Lines with the word "screenshot" are the ones wanted. Copy each of them from the entries below.
STORED DATA Start Marker
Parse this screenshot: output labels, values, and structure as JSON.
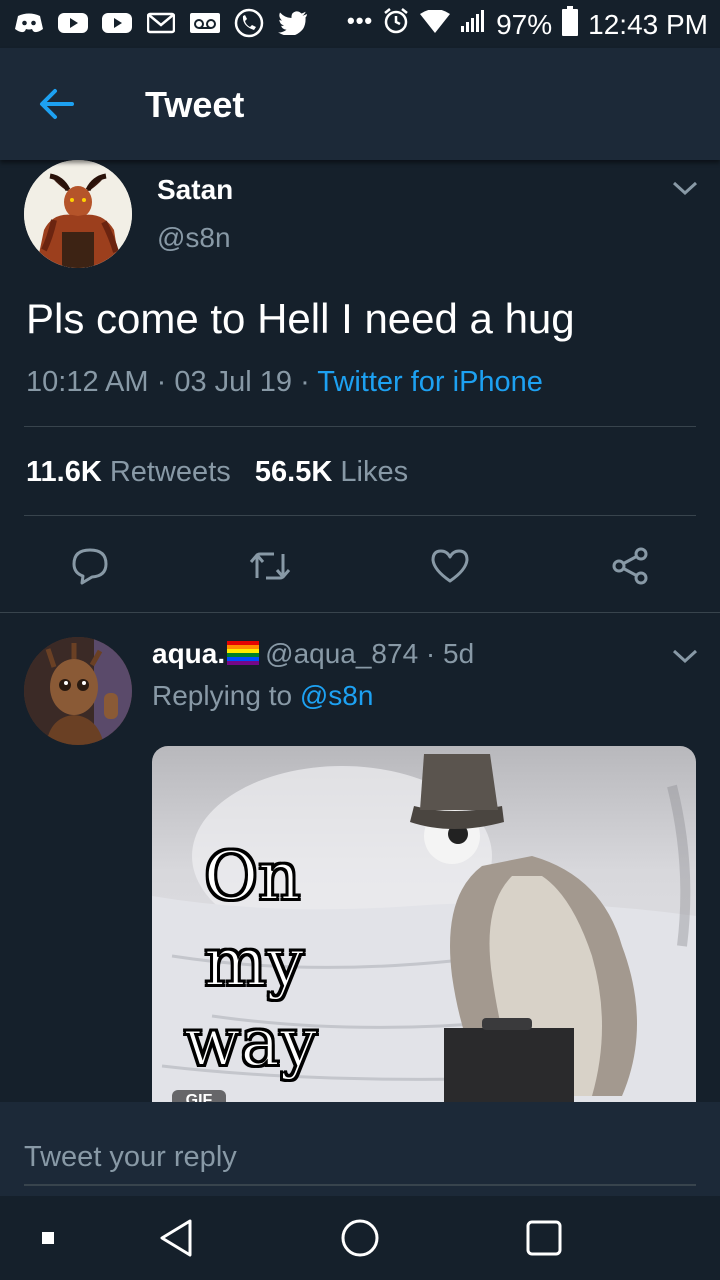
{
  "status_bar": {
    "battery": "97%",
    "time": "12:43 PM",
    "overflow": "•••",
    "icons": [
      "discord-icon",
      "youtube-icon",
      "youtube-icon",
      "gmail-icon",
      "voicemail-icon",
      "phone-icon",
      "twitter-icon",
      "alarm-icon",
      "wifi-icon",
      "signal-icon",
      "battery-icon"
    ]
  },
  "header": {
    "title": "Tweet",
    "back_icon": "arrow-left-icon"
  },
  "tweet": {
    "author_name": "Satan",
    "author_handle": "@s8n",
    "text": "Pls come to Hell I need a hug",
    "time": "10:12 AM",
    "date": "03 Jul 19",
    "source": "Twitter for iPhone",
    "retweets_count": "11.6K",
    "retweets_label": "Retweets",
    "likes_count": "56.5K",
    "likes_label": "Likes",
    "actions": [
      "reply-icon",
      "retweet-icon",
      "like-icon",
      "share-icon"
    ]
  },
  "reply": {
    "author_name": "aqua.",
    "author_handle": "@aqua_874",
    "age": "5d",
    "replying_label": "Replying to",
    "replying_to": "@s8n",
    "gif_caption": [
      "On",
      "my",
      "way"
    ],
    "gif_badge": "GIF"
  },
  "composer": {
    "placeholder": "Tweet your reply"
  },
  "colors": {
    "background": "#15202b",
    "bar": "#1c2938",
    "accent": "#1da1f2",
    "secondary_text": "#8899a6",
    "divider": "#38444d"
  }
}
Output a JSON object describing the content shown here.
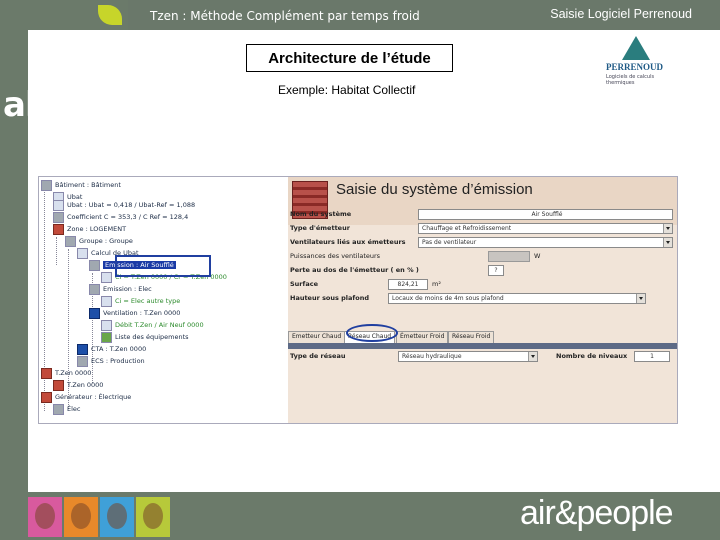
{
  "header": {
    "subtitle": "Tzen : Méthode Complément par temps froid",
    "right_title": "Saisie Logiciel Perrenoud"
  },
  "brand": {
    "left_logo": "aldes",
    "bottom_logo": "air&people",
    "perrenoud_name": "PERRENOUD",
    "perrenoud_tagline": "Logiciels de calculs thermiques",
    "colors": {
      "strip": "#6b7a6a",
      "leaf": "#c7d52a",
      "highlight": "#203fa0"
    }
  },
  "slide": {
    "title": "Architecture de l’étude",
    "example": "Exemple: Habitat Collectif"
  },
  "tree": {
    "items": [
      {
        "label": "Bâtiment : Bâtiment",
        "icon": "building-icon"
      },
      {
        "label": "Ubat",
        "icon": "ubat-icon"
      },
      {
        "label": "Ubat : Ubat = 0,418 / Ubat-Ref = 1,088",
        "icon": "ubat-icon"
      },
      {
        "label": "Coefficient C = 353,3 / C Ref = 128,4",
        "icon": "coefficient-icon"
      },
      {
        "label": "Zone : LOGEMENT",
        "icon": "zone-icon"
      },
      {
        "label": "Groupe : Groupe",
        "icon": "group-icon"
      },
      {
        "label": "Calcul de Ubat",
        "icon": "ubat-icon"
      },
      {
        "label": "Emission : Air Soufflé",
        "icon": "emission-icon"
      },
      {
        "label": "Ci = T.Zen 0000 / Cr = T.Zen 0000",
        "icon": "ci-icon"
      },
      {
        "label": "Emission : Elec",
        "icon": "emission-icon"
      },
      {
        "label": "Ci = Elec autre type",
        "icon": "ci-icon"
      },
      {
        "label": "Ventilation : T.Zen 0000",
        "icon": "ventilation-icon"
      },
      {
        "label": "Débit T.Zen / Air Neuf 0000",
        "icon": "flow-icon"
      },
      {
        "label": "Liste des équipements",
        "icon": "list-icon"
      },
      {
        "label": "CTA : T.Zen 0000",
        "icon": "cta-icon"
      },
      {
        "label": "ECS : Production",
        "icon": "ecs-icon"
      },
      {
        "label": "T.Zen 0000",
        "icon": "generator-icon"
      },
      {
        "label": "T.Zen 0000",
        "icon": "generator-icon"
      },
      {
        "label": "Générateur : Électrique",
        "icon": "generator-icon"
      },
      {
        "label": "Élec",
        "icon": "elec-icon"
      }
    ]
  },
  "panel": {
    "title": "Saisie du système d’émission",
    "fields": [
      {
        "label": "Nom du système",
        "value": "Air Soufflé"
      },
      {
        "label": "Type d'émetteur",
        "value": "Chauffage et Refroidissement"
      },
      {
        "label": "Ventilateurs liés aux émetteurs",
        "value": "Pas de ventilateur"
      },
      {
        "label": "Puissances des ventilateurs",
        "value": "",
        "unit": "W"
      },
      {
        "label": "Perte au dos de l'émetteur ( en % )",
        "value": "?"
      },
      {
        "label": "Surface",
        "value": "824,21",
        "unit": "m²"
      },
      {
        "label": "Hauteur sous plafond",
        "value": "Locaux de moins de 4m sous plafond"
      }
    ],
    "tabs": [
      "Emetteur Chaud",
      "Réseau Chaud",
      "Émetteur Froid",
      "Réseau Froid"
    ],
    "network": {
      "type_label": "Type de réseau",
      "type_value": "Réseau hydraulique",
      "levels_label": "Nombre de niveaux",
      "levels_value": "1"
    }
  }
}
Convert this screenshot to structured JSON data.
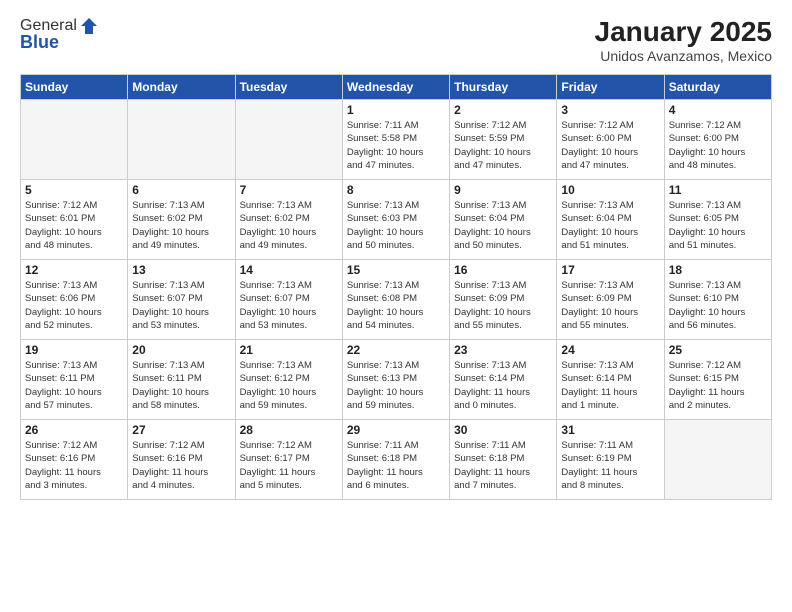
{
  "logo": {
    "general": "General",
    "blue": "Blue"
  },
  "header": {
    "month_year": "January 2025",
    "location": "Unidos Avanzamos, Mexico"
  },
  "weekdays": [
    "Sunday",
    "Monday",
    "Tuesday",
    "Wednesday",
    "Thursday",
    "Friday",
    "Saturday"
  ],
  "weeks": [
    [
      {
        "day": "",
        "info": ""
      },
      {
        "day": "",
        "info": ""
      },
      {
        "day": "",
        "info": ""
      },
      {
        "day": "1",
        "info": "Sunrise: 7:11 AM\nSunset: 5:58 PM\nDaylight: 10 hours\nand 47 minutes."
      },
      {
        "day": "2",
        "info": "Sunrise: 7:12 AM\nSunset: 5:59 PM\nDaylight: 10 hours\nand 47 minutes."
      },
      {
        "day": "3",
        "info": "Sunrise: 7:12 AM\nSunset: 6:00 PM\nDaylight: 10 hours\nand 47 minutes."
      },
      {
        "day": "4",
        "info": "Sunrise: 7:12 AM\nSunset: 6:00 PM\nDaylight: 10 hours\nand 48 minutes."
      }
    ],
    [
      {
        "day": "5",
        "info": "Sunrise: 7:12 AM\nSunset: 6:01 PM\nDaylight: 10 hours\nand 48 minutes."
      },
      {
        "day": "6",
        "info": "Sunrise: 7:13 AM\nSunset: 6:02 PM\nDaylight: 10 hours\nand 49 minutes."
      },
      {
        "day": "7",
        "info": "Sunrise: 7:13 AM\nSunset: 6:02 PM\nDaylight: 10 hours\nand 49 minutes."
      },
      {
        "day": "8",
        "info": "Sunrise: 7:13 AM\nSunset: 6:03 PM\nDaylight: 10 hours\nand 50 minutes."
      },
      {
        "day": "9",
        "info": "Sunrise: 7:13 AM\nSunset: 6:04 PM\nDaylight: 10 hours\nand 50 minutes."
      },
      {
        "day": "10",
        "info": "Sunrise: 7:13 AM\nSunset: 6:04 PM\nDaylight: 10 hours\nand 51 minutes."
      },
      {
        "day": "11",
        "info": "Sunrise: 7:13 AM\nSunset: 6:05 PM\nDaylight: 10 hours\nand 51 minutes."
      }
    ],
    [
      {
        "day": "12",
        "info": "Sunrise: 7:13 AM\nSunset: 6:06 PM\nDaylight: 10 hours\nand 52 minutes."
      },
      {
        "day": "13",
        "info": "Sunrise: 7:13 AM\nSunset: 6:07 PM\nDaylight: 10 hours\nand 53 minutes."
      },
      {
        "day": "14",
        "info": "Sunrise: 7:13 AM\nSunset: 6:07 PM\nDaylight: 10 hours\nand 53 minutes."
      },
      {
        "day": "15",
        "info": "Sunrise: 7:13 AM\nSunset: 6:08 PM\nDaylight: 10 hours\nand 54 minutes."
      },
      {
        "day": "16",
        "info": "Sunrise: 7:13 AM\nSunset: 6:09 PM\nDaylight: 10 hours\nand 55 minutes."
      },
      {
        "day": "17",
        "info": "Sunrise: 7:13 AM\nSunset: 6:09 PM\nDaylight: 10 hours\nand 55 minutes."
      },
      {
        "day": "18",
        "info": "Sunrise: 7:13 AM\nSunset: 6:10 PM\nDaylight: 10 hours\nand 56 minutes."
      }
    ],
    [
      {
        "day": "19",
        "info": "Sunrise: 7:13 AM\nSunset: 6:11 PM\nDaylight: 10 hours\nand 57 minutes."
      },
      {
        "day": "20",
        "info": "Sunrise: 7:13 AM\nSunset: 6:11 PM\nDaylight: 10 hours\nand 58 minutes."
      },
      {
        "day": "21",
        "info": "Sunrise: 7:13 AM\nSunset: 6:12 PM\nDaylight: 10 hours\nand 59 minutes."
      },
      {
        "day": "22",
        "info": "Sunrise: 7:13 AM\nSunset: 6:13 PM\nDaylight: 10 hours\nand 59 minutes."
      },
      {
        "day": "23",
        "info": "Sunrise: 7:13 AM\nSunset: 6:14 PM\nDaylight: 11 hours\nand 0 minutes."
      },
      {
        "day": "24",
        "info": "Sunrise: 7:13 AM\nSunset: 6:14 PM\nDaylight: 11 hours\nand 1 minute."
      },
      {
        "day": "25",
        "info": "Sunrise: 7:12 AM\nSunset: 6:15 PM\nDaylight: 11 hours\nand 2 minutes."
      }
    ],
    [
      {
        "day": "26",
        "info": "Sunrise: 7:12 AM\nSunset: 6:16 PM\nDaylight: 11 hours\nand 3 minutes."
      },
      {
        "day": "27",
        "info": "Sunrise: 7:12 AM\nSunset: 6:16 PM\nDaylight: 11 hours\nand 4 minutes."
      },
      {
        "day": "28",
        "info": "Sunrise: 7:12 AM\nSunset: 6:17 PM\nDaylight: 11 hours\nand 5 minutes."
      },
      {
        "day": "29",
        "info": "Sunrise: 7:11 AM\nSunset: 6:18 PM\nDaylight: 11 hours\nand 6 minutes."
      },
      {
        "day": "30",
        "info": "Sunrise: 7:11 AM\nSunset: 6:18 PM\nDaylight: 11 hours\nand 7 minutes."
      },
      {
        "day": "31",
        "info": "Sunrise: 7:11 AM\nSunset: 6:19 PM\nDaylight: 11 hours\nand 8 minutes."
      },
      {
        "day": "",
        "info": ""
      }
    ]
  ]
}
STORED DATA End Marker
YOUR RESPONSE -
Parse this screenshot: output labels, values, and structure as JSON.
Convert this screenshot to structured JSON data.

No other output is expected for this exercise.